The Australian Curriculum, Assessment and Reporting Authority (ACARA) which has been responsible for the development of the new national curriculum, is well aware of the challenges ahead as the States and Territories begin to implement it.
Julie King, Technologies lead at the Authority said that all bar NSW have now indicated their intent to adopt the Australian curriculum with some preparing to start in 2016.
To support them ACARA is working with Education Services Australia to develop a portal which will provide access to online resources to support initially teachers, then students and parents. It will coexist with Scootle, ACARA’s own online resource portal. It’s unlikely however that the ESA portal will be up and running before June of next year, and will initially only focus on supporting teachers.
In terms of professional development for teachers required to instruct students in Technology and Coding across the Curriculum – that again falls to the States and Territories – though King said that the Google supported MOOC (massive open online course) offered by the University of Adelaide was available for primary school teachers preparing to teach the Technologies curriculum.
At present it seems that only the Australian Catholic University has a course offering teaching undergraduates the skills to teach the Technologies curriculum, though King said a couple of universities were now collaborating on an undergraduate module that could be rolled out more widely.
While acknowledging the challenges King said that the intent of the Technologies curriculum was to equip generations of schoolchildren with “the ability to respond creatively to a challenge and a problem. To use design and computational thinking to create solutions.”
Noble intents; but there are teaching, resources and assessment gaps to be plugged.
And, even if every school implemented the foundation to year 10 Technologies curriculum in 2016, it would take until 2027 before the first generation of schoolchildren would enter either the workforce or Year 11 of school with all of the new curriculum’s Technologies learning under their belts.
Is there a better way?
Atlassian’s co-founder and CEO Scott Farquhar thinks so. Farquhar made an impassioned call for faster action in an appearance earlier this month on the ABC’s Lateline, saying that rather than attempt to retrain tens of thousands of teachers it might be possible for private providers to teach schoolchildren technology and then have that learning assessed and contributed to their school marks.
His stark assessment was that; “We can either choose to be a producer of technology or a consumer of technology. And I worry that if we don’t invest in our education system we will end up being a consumer.”
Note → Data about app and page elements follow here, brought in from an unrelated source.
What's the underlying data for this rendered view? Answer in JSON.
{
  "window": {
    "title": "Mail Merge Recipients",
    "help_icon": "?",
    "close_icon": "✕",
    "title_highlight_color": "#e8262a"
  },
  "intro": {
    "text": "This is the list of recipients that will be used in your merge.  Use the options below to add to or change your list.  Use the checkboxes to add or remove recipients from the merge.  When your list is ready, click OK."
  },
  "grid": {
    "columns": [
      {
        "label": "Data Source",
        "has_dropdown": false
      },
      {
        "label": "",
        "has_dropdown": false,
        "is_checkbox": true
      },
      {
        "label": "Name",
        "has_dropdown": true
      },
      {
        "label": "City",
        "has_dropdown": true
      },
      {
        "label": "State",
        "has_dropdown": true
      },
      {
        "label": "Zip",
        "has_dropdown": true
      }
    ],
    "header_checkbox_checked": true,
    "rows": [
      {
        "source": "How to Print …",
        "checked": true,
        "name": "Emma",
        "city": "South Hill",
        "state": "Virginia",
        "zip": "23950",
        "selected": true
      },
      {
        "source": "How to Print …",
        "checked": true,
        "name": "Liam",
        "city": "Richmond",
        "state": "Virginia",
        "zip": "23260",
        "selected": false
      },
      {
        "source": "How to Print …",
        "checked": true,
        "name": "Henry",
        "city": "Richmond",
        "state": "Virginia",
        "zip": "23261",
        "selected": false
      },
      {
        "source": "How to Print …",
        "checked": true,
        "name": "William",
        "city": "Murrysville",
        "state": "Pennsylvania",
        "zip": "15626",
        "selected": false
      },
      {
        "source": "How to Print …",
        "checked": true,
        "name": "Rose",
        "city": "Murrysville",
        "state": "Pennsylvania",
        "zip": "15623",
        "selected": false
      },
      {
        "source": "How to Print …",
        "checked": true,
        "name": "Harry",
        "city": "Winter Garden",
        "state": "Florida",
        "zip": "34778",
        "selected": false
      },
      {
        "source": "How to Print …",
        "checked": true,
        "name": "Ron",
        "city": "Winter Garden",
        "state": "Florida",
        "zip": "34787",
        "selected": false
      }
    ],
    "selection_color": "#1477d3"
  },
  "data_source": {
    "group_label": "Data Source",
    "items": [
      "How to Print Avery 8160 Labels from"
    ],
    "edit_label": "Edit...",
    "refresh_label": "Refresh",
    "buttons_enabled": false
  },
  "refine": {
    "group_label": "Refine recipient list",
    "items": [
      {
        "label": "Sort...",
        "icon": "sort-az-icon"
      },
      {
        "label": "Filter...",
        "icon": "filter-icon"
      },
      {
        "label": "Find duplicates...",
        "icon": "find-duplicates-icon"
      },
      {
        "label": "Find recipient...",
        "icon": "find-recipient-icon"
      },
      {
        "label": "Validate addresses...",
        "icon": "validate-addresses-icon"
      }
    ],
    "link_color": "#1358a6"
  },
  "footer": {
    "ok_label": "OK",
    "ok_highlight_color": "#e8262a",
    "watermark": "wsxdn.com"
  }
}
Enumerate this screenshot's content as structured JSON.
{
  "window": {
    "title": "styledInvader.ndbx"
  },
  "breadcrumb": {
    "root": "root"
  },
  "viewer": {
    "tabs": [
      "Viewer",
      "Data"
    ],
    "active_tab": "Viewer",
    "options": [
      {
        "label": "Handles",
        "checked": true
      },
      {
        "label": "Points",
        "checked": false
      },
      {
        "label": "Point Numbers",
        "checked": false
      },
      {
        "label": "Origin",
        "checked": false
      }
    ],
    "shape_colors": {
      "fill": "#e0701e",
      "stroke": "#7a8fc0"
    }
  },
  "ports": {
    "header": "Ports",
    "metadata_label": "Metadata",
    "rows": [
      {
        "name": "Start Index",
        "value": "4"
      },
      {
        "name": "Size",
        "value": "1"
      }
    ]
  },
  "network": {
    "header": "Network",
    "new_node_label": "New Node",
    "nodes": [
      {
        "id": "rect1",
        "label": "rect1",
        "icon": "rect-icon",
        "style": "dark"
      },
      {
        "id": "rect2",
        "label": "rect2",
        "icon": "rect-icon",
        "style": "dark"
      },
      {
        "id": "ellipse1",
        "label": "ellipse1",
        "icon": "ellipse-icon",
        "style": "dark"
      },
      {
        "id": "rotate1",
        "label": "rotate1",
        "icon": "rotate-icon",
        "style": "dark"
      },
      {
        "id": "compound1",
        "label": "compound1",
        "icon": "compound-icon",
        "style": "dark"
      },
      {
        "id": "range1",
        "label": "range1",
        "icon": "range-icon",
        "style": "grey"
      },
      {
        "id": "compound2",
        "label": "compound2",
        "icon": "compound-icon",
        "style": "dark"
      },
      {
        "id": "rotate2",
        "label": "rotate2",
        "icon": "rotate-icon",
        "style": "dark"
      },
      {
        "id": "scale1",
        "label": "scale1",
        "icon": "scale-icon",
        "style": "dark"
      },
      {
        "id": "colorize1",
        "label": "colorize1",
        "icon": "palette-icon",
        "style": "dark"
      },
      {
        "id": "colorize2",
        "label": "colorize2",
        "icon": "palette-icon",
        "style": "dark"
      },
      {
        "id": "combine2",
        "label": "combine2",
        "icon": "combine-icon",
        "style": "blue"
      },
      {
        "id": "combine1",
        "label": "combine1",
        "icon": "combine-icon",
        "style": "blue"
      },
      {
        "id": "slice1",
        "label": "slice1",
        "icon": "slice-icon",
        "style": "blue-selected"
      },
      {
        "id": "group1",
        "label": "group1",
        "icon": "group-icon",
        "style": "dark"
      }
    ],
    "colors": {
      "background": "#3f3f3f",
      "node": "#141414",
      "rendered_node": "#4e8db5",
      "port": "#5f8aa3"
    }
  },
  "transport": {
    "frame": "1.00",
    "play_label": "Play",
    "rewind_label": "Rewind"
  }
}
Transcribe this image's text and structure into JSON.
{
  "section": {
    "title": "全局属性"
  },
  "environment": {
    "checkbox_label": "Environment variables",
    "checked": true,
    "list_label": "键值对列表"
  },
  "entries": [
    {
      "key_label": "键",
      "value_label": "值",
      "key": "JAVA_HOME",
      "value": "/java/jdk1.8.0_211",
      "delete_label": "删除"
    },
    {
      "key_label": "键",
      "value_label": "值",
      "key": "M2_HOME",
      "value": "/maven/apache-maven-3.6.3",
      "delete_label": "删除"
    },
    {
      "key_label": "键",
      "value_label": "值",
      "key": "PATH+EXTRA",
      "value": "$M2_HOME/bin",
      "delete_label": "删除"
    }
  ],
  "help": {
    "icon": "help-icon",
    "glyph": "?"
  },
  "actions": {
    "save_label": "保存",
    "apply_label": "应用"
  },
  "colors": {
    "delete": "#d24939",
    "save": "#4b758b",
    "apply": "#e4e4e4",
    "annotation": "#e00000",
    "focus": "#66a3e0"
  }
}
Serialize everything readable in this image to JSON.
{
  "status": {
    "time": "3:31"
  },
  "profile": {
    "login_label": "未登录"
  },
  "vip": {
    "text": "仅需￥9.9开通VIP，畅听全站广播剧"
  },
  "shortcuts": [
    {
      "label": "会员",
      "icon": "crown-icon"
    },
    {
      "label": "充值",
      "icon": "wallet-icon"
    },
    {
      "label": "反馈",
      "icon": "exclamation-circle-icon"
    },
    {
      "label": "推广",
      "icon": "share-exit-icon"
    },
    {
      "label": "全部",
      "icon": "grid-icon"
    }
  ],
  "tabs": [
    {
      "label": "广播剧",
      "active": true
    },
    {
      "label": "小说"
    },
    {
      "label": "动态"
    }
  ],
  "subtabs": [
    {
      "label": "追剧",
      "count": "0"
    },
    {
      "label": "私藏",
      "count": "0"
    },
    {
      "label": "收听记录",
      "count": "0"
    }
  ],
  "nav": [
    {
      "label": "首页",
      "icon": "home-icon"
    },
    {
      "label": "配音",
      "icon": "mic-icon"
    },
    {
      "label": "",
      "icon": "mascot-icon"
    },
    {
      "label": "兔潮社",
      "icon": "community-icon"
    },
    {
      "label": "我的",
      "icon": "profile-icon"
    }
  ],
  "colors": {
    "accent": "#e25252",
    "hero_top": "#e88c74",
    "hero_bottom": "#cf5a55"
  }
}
It’s a warning that Christopher Pyne, who has moved on from Education to Industry, Innovation and Science will hear for some years yet.